Season Three is the junior year for Felicity, and her initial plans to move in with twogirlfriends take a turn when, on the spur of the moment, she rents a run-down apartment for herand Ben. Other storylines revolve around Richard’s sexuality (is he gay or just very shy?) andSean’s medical condition (which reaches a climax in the episode titled, with macabre humour,“One Ball, Two Strikes”).
In retrospect, what with the flood of box sets hitting the market, a series …ixing drama withcomedy and young people doesn’t really stand out. Still, Felicity boasted very well drawncharacters, and the witty dialogue seems less forced than in some other dramedies. Felicityherself is a rather ambiguous character, since the initial premise of the show set her up as whatis, when you get right down to it, the world’s perkiest, cutest stalker. That element creeps backin with the plot twist about renting an apartment for her and Ben without telling him, but thisis, at least, a development that raises the eyebrows of other characters. Where the series also hasstrengths is in its integration of New York City as a character itself (even if the geography issometimes a bit creative).
The audio is a fairly typical 2.0 TV mix. The dialogue is crisp and undistorted. In theexterior, street scenes, there is a fairly solid use of surround, creating a not-half-bad environment.Though not a stand-out, then, this is a perfectly acceptable sound mix.
The fullscreen picture is a little inconsistent. Exterior scenes, which have good sound,conversely have more grain, while the interiors have a much more solid picture and strongercolours. Not perfect, then, but better than some other TV transfers out there, and most of the timethe picture is quite acceptable.
Commentary is provided on episodes 6, 10 and 13, with different cast and crew memberstaking part each time. The problem with group commentaries is apparent here, especially in theepisode 6 talk with Greg Grunberg, Amanda Foreman and Robert Patrick Benedict, which is farmore silly than informative. The same is true of the “Docuventary” on Disc 5, which looks backat Season 3 using the video journal device that Sean employed in the season. Way too muchgiggling here in between insights. Finally, there’s a “Felicity” parody sketch from MAD TV inwhich Keri Russell participated. It has its moments, but is hardly prime MAD. The menu’s mainscreen and transitions are animated and scored, while the second-level screens are scored.

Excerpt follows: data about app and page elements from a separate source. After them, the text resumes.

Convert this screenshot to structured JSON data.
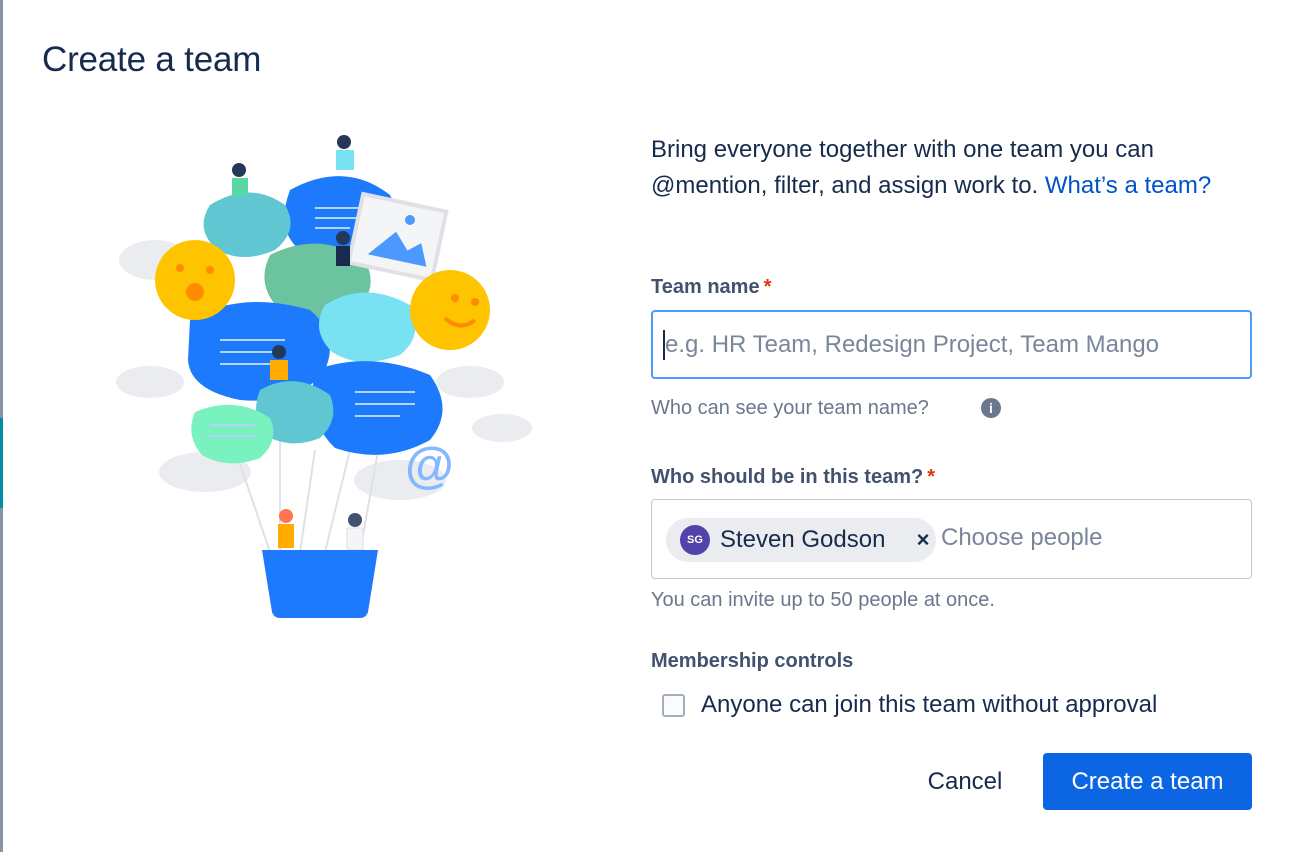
{
  "dialog": {
    "title": "Create a team",
    "intro_text": "Bring everyone together with one team you can @mention, filter, and assign work to. ",
    "intro_link": "What’s a team?"
  },
  "team_name": {
    "label": "Team name",
    "required_marker": "*",
    "value": "",
    "placeholder": "e.g. HR Team, Redesign Project, Team Mango",
    "helper": "Who can see your team name?",
    "info_glyph": "i"
  },
  "members": {
    "label": "Who should be in this team?",
    "required_marker": "*",
    "selected": [
      {
        "initials": "SG",
        "name": "Steven Godson",
        "remove_glyph": "×"
      }
    ],
    "placeholder": "Choose people",
    "helper": "You can invite up to 50 people at once."
  },
  "membership_controls": {
    "label": "Membership controls",
    "option_label": "Anyone can join this team without approval",
    "checked": false
  },
  "actions": {
    "cancel_label": "Cancel",
    "create_label": "Create a team"
  },
  "colors": {
    "primary": "#0c66e4",
    "link": "#0052cc",
    "focus_border": "#4c9aff",
    "required": "#de350b",
    "avatar": "#5243aa"
  },
  "icons": {
    "info": "info-icon",
    "remove": "close-icon",
    "illustration": "team-balloon-illustration"
  }
}
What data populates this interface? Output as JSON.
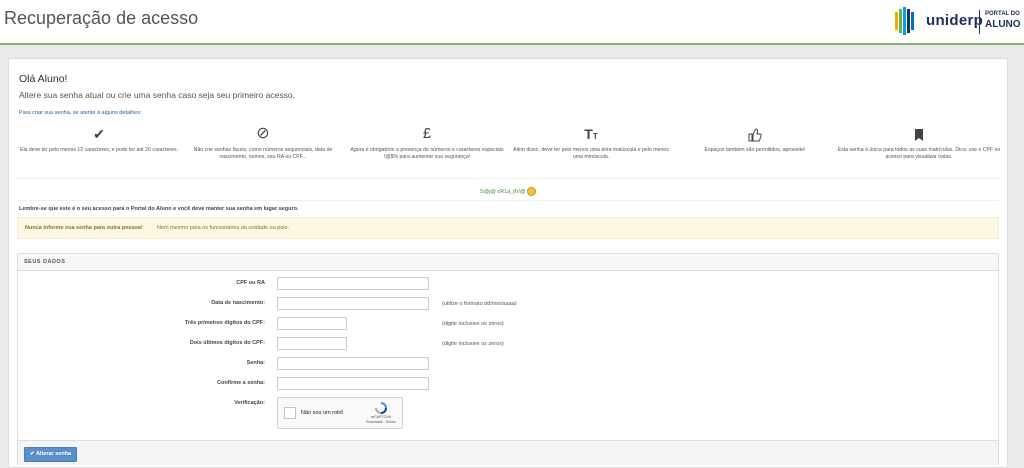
{
  "header": {
    "title": "Recuperação de acesso",
    "brand": "uniderp",
    "portal_small": "PORTAL DO",
    "portal_big": "ALUNO",
    "colors": {
      "border": "#8cb369",
      "brand": "#1d2f5c"
    }
  },
  "intro": {
    "greeting": "Olá Aluno!",
    "subtitle": "Altere sua senha atual ou crie uma senha caso seja seu primeiro acesso.",
    "tips_link": "Para criar sua senha, se atente à alguns detalhes:"
  },
  "tips": [
    {
      "icon": "check-icon",
      "glyph": "✔",
      "text": "Ela deve ter pelo menos 12 caracteres, e pode ter até 20 caracteres."
    },
    {
      "icon": "ban-icon",
      "glyph": "⊘",
      "text": "Não crie senhas fáceis, como números sequenciais, data de nascimento, nomes, seu RA ou CPF..."
    },
    {
      "icon": "pound-icon",
      "glyph": "£",
      "text": "Agora é obrigatório a presença de números e caracteres especiais !@$% para aumentar sua segurança!"
    },
    {
      "icon": "text-height-icon",
      "glyph": "T",
      "text": "Além disso, deve ter pelo menos uma letra maiúscula e pelo menos uma minúscula."
    },
    {
      "icon": "thumbs-up-icon",
      "glyph": "👍",
      "text": "Espaços também são permitidos, aproveite!"
    },
    {
      "icon": "bookmark-icon",
      "glyph": "🔖",
      "text": "Esta senha é única para todos as suas matrículas. Dica: use o CPF no acesso para visualizar todas."
    }
  ],
  "example": "S@j@ cR1a_tIV@",
  "remember": "Lembre-se que este é o seu acesso para o Portal do Aluno e você deve manter sua senha em lugar seguro.",
  "alert": {
    "strong": "Nunca informe sua senha para outra pessoa!",
    "rest": "Nem mesmo para os funcionários da unidade ou polo."
  },
  "form": {
    "heading": "SEUS DADOS",
    "fields": [
      {
        "label": "CPF ou RA",
        "value": "",
        "hint": ""
      },
      {
        "label": "Data de nascimento:",
        "value": "",
        "hint": "(utilize o formato dd/mm/aaaa)"
      },
      {
        "label": "Três primeiros dígitos do CPF:",
        "value": "",
        "hint": "(digite inclusive os zeros)"
      },
      {
        "label": "Dois últimos dígitos do CPF:",
        "value": "",
        "hint": "(digite inclusive os zeros)"
      },
      {
        "label": "Senha:",
        "value": "",
        "hint": ""
      },
      {
        "label": "Confirme a senha:",
        "value": "",
        "hint": ""
      }
    ],
    "verification_label": "Verificação:",
    "captcha": {
      "label": "Não sou um robô",
      "brand": "reCAPTCHA",
      "links": "Privacidade - Termos"
    },
    "submit": "Alterar senha"
  }
}
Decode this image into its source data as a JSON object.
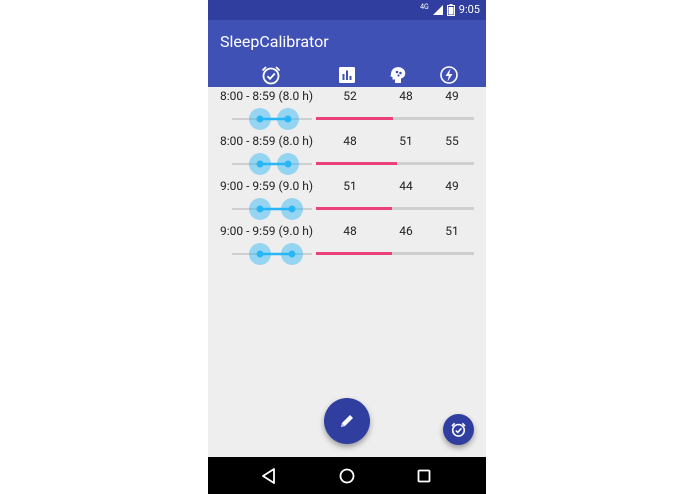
{
  "status_bar": {
    "time": "9:05",
    "network": "4G"
  },
  "app_title": "SleepCalibrator",
  "header_icons": [
    "alarm-clock-icon",
    "bar-chart-icon",
    "brain-icon",
    "lightning-icon"
  ],
  "entries": [
    {
      "range": "8:00 - 8:59 (8.0 h)",
      "values": [
        "52",
        "48",
        "49"
      ],
      "slider": {
        "left": 0.35,
        "right": 0.7
      },
      "quality": 0.49
    },
    {
      "range": "8:00 - 8:59 (8.0 h)",
      "values": [
        "48",
        "51",
        "55"
      ],
      "slider": {
        "left": 0.35,
        "right": 0.7
      },
      "quality": 0.51
    },
    {
      "range": "9:00 - 9:59 (9.0 h)",
      "values": [
        "51",
        "44",
        "49"
      ],
      "slider": {
        "left": 0.35,
        "right": 0.75
      },
      "quality": 0.48
    },
    {
      "range": "9:00 - 9:59 (9.0 h)",
      "values": [
        "48",
        "46",
        "51"
      ],
      "slider": {
        "left": 0.35,
        "right": 0.75
      },
      "quality": 0.48
    }
  ],
  "fab_edit": "pencil-icon",
  "fab_alarm": "alarm-clock-icon",
  "nav": [
    "back-icon",
    "home-icon",
    "recents-icon"
  ],
  "colors": {
    "primary": "#3f51b5",
    "primary_dark": "#303f9f",
    "accent": "#ec407a",
    "slider": "#29b6f6"
  }
}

You already know if you like the show or not. As for the extras, they are very much averageas far as TV box sets go.
Special Features List

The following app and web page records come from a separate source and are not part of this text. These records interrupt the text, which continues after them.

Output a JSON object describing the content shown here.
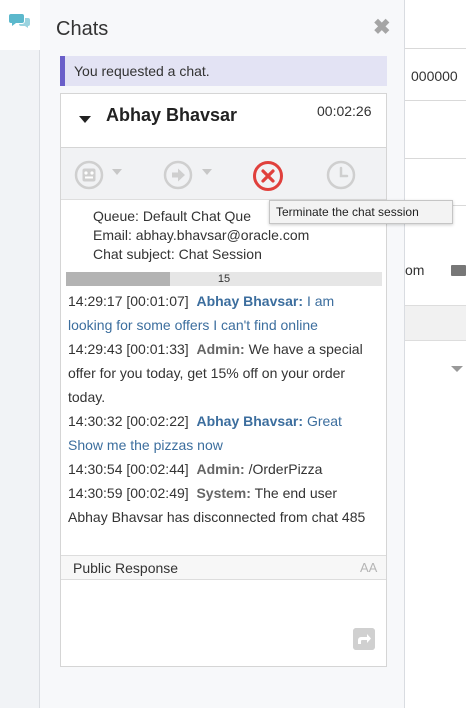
{
  "panel": {
    "title": "Chats",
    "close_glyph": "✖"
  },
  "notice": {
    "text": "You requested a chat."
  },
  "chat": {
    "name": "Abhay Bhavsar",
    "timer": "00:02:26",
    "info": {
      "queue": "Queue: Default Chat Que",
      "email": "Email: abhay.bhavsar@oracle.com",
      "subject": "Chat subject: Chat Session"
    },
    "progress": {
      "value": "15",
      "fill_percent": 33
    },
    "toolbar": {
      "icons": [
        "emoji-icon",
        "forward-icon",
        "terminate-icon",
        "clock-icon"
      ],
      "tooltip": "Terminate the chat session"
    },
    "messages": [
      {
        "ts": "14:29:17 [00:01:07]",
        "who": "Abhay Bhavsar:",
        "text": "I am looking for some offers I can't find online"
      },
      {
        "ts": "14:29:43 [00:01:33]",
        "who": "Admin:",
        "text": "We have a special offer for you today, get 15% off on your order today."
      },
      {
        "ts": "14:30:32 [00:02:22]",
        "who": "Abhay Bhavsar:",
        "text": "Great Show me the pizzas now"
      },
      {
        "ts": "14:30:54 [00:02:44]",
        "who": "Admin:",
        "text": "/OrderPizza"
      },
      {
        "ts": "14:30:59 [00:02:49]",
        "who": "System:",
        "text": "The end user Abhay Bhavsar has disconnected from chat 485"
      }
    ],
    "response": {
      "label": "Public Response",
      "font_toggle": "AA"
    }
  },
  "background": {
    "field_value": "000000",
    "text_fragment": "om"
  },
  "colors": {
    "accent": "#6a5fc9",
    "terminate": "#e0403c",
    "customer_text": "#3c6e9e",
    "chat_icon": "#5bb8cc"
  }
}
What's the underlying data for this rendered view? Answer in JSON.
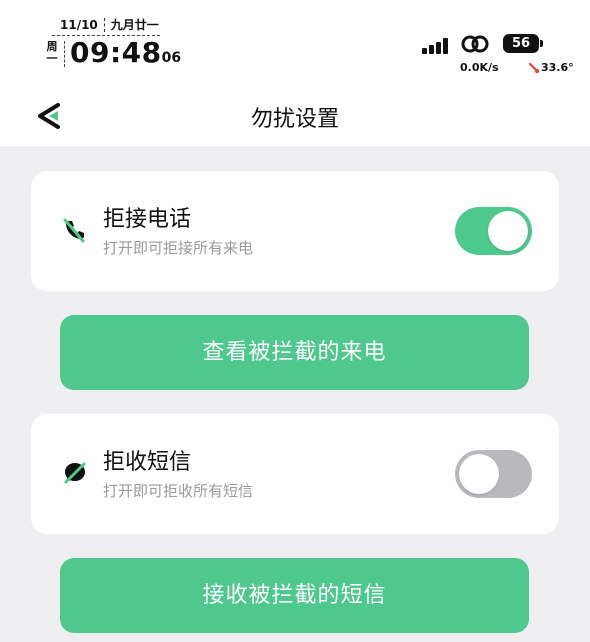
{
  "status_bar": {
    "date": "11/10",
    "lunar_date": "九月廿一",
    "weekday": "周一",
    "time": "09:48",
    "seconds": "06",
    "battery": "56",
    "net_speed": "0.0K/s",
    "temperature": "33.6°"
  },
  "header": {
    "title": "勿扰设置"
  },
  "calls": {
    "title": "拒接电话",
    "subtitle": "打开即可拒接所有来电",
    "enabled": true,
    "view_blocked_label": "查看被拦截的来电"
  },
  "sms": {
    "title": "拒收短信",
    "subtitle": "打开即可拒收所有短信",
    "enabled": false,
    "view_blocked_label": "接收被拦截的短信"
  },
  "colors": {
    "accent": "#4fc88d",
    "toggle_off": "#b9b9bd",
    "background": "#efeff2"
  }
}
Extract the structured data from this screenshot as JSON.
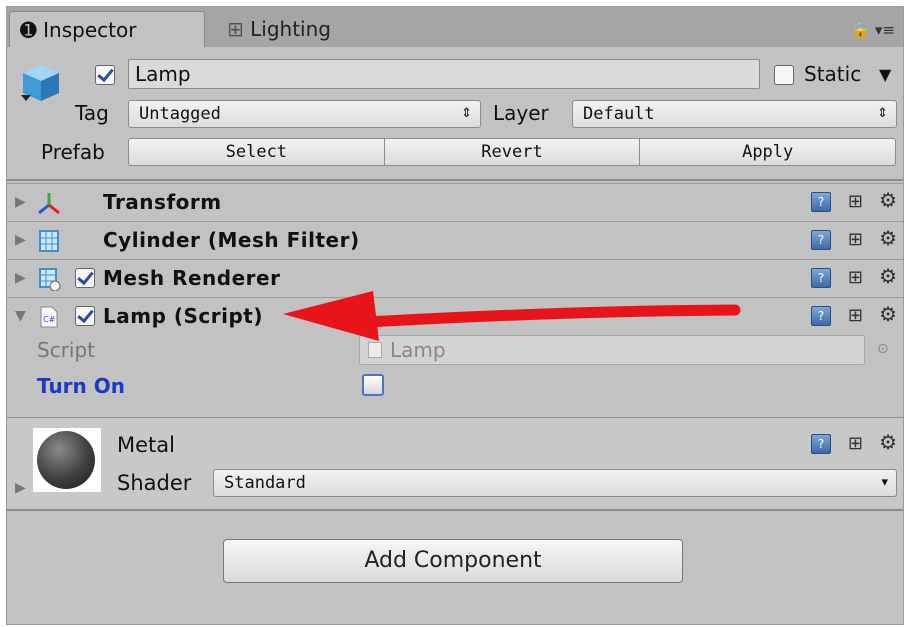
{
  "tabs": [
    {
      "label": "Inspector"
    },
    {
      "label": "Lighting"
    }
  ],
  "tab_icons": {
    "inspector": "info-icon",
    "lighting": "lighting-sliders-icon"
  },
  "tabbar_right": {
    "lock": "lock-icon",
    "menu": "menu-icon"
  },
  "object": {
    "name": "Lamp",
    "active": true,
    "static_label": "Static",
    "static_checked": false
  },
  "tag": {
    "label": "Tag",
    "value": "Untagged"
  },
  "layer": {
    "label": "Layer",
    "value": "Default"
  },
  "prefab": {
    "label": "Prefab",
    "buttons": [
      "Select",
      "Revert",
      "Apply"
    ]
  },
  "components": [
    {
      "title": "Transform",
      "icon": "transform-axes-icon",
      "has_checkbox": false,
      "expanded": false
    },
    {
      "title": "Cylinder (Mesh Filter)",
      "icon": "mesh-filter-icon",
      "has_checkbox": false,
      "expanded": false
    },
    {
      "title": "Mesh Renderer",
      "icon": "mesh-renderer-icon",
      "has_checkbox": true,
      "checked": true,
      "expanded": false
    },
    {
      "title": "Lamp (Script)",
      "icon": "csharp-script-icon",
      "has_checkbox": true,
      "checked": true,
      "expanded": true
    }
  ],
  "script_props": {
    "script_label": "Script",
    "script_value": "Lamp",
    "turn_on_label": "Turn On",
    "turn_on_checked": false
  },
  "material": {
    "name": "Metal",
    "shader_label": "Shader",
    "shader_value": "Standard"
  },
  "add_component_label": "Add Component",
  "annotation_arrow_color": "#e8141a",
  "accent_blue": "#1a3bc4"
}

- Audio Commentary on 3 Episodes
- “Docuventary” Look Back at Season 3
- Keri Russell on Mad TV